Entries from a dataset of interfaces
# # # # # # #

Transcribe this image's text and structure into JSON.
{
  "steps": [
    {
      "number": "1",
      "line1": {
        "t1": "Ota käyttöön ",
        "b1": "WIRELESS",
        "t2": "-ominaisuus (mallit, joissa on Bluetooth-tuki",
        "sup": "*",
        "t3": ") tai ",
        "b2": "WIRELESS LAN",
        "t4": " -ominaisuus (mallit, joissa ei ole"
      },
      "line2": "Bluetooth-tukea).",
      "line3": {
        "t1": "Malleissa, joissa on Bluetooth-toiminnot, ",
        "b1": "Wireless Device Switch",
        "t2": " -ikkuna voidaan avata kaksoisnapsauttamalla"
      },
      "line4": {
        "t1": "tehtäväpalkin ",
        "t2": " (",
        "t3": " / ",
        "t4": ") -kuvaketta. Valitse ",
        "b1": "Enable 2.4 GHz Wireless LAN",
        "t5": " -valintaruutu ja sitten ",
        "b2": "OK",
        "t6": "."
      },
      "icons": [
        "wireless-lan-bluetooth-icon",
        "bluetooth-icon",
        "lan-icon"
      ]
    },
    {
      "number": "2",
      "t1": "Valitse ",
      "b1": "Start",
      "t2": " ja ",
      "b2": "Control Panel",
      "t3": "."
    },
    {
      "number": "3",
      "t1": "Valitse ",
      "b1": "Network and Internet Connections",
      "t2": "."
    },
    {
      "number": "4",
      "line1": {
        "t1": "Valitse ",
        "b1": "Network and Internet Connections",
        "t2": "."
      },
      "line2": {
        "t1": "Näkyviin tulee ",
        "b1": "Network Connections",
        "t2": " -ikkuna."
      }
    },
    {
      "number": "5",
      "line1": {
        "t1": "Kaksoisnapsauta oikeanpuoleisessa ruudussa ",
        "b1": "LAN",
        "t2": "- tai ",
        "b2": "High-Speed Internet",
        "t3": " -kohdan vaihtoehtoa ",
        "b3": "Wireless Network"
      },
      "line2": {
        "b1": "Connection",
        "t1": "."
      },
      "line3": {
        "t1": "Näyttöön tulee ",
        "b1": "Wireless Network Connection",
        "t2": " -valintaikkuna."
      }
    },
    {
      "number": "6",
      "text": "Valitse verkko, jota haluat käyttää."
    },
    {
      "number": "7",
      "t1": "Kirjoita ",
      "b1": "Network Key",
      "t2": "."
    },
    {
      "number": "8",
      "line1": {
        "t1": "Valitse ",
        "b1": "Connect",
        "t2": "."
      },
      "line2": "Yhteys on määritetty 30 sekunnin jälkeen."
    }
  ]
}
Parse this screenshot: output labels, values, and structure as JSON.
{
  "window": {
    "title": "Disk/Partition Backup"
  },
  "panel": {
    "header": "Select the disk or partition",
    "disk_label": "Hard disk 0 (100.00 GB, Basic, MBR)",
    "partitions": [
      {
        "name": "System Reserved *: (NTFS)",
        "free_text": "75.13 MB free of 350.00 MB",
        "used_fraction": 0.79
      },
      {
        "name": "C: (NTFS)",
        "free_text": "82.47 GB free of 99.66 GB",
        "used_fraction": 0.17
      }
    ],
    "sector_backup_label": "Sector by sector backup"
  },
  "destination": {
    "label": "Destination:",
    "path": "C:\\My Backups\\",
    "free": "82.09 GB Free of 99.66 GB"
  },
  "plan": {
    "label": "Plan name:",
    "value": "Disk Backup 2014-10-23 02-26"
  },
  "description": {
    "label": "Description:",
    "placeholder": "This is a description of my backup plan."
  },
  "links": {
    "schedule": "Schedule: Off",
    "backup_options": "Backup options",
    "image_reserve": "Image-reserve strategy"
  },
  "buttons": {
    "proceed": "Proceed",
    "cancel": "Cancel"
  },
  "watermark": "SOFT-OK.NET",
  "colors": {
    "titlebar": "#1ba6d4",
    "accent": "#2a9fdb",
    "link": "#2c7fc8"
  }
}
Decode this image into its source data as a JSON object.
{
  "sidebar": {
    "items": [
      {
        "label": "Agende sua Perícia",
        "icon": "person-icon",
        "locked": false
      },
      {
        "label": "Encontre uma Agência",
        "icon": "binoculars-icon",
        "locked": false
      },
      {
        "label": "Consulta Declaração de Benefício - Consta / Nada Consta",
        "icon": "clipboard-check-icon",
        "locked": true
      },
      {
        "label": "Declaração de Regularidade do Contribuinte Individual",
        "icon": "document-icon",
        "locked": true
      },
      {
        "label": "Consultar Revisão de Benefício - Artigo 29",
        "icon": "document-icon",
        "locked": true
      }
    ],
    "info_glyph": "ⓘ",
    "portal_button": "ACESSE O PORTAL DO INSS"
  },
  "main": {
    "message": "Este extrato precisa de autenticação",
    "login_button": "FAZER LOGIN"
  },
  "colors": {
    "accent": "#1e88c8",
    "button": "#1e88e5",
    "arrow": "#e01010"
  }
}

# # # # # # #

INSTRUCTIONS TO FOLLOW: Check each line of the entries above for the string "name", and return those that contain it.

ANSWER TO THIS TASK:
        "name": "System Reserved *: (NTFS)",
        "name": "C: (NTFS)",
    "label": "Plan name:",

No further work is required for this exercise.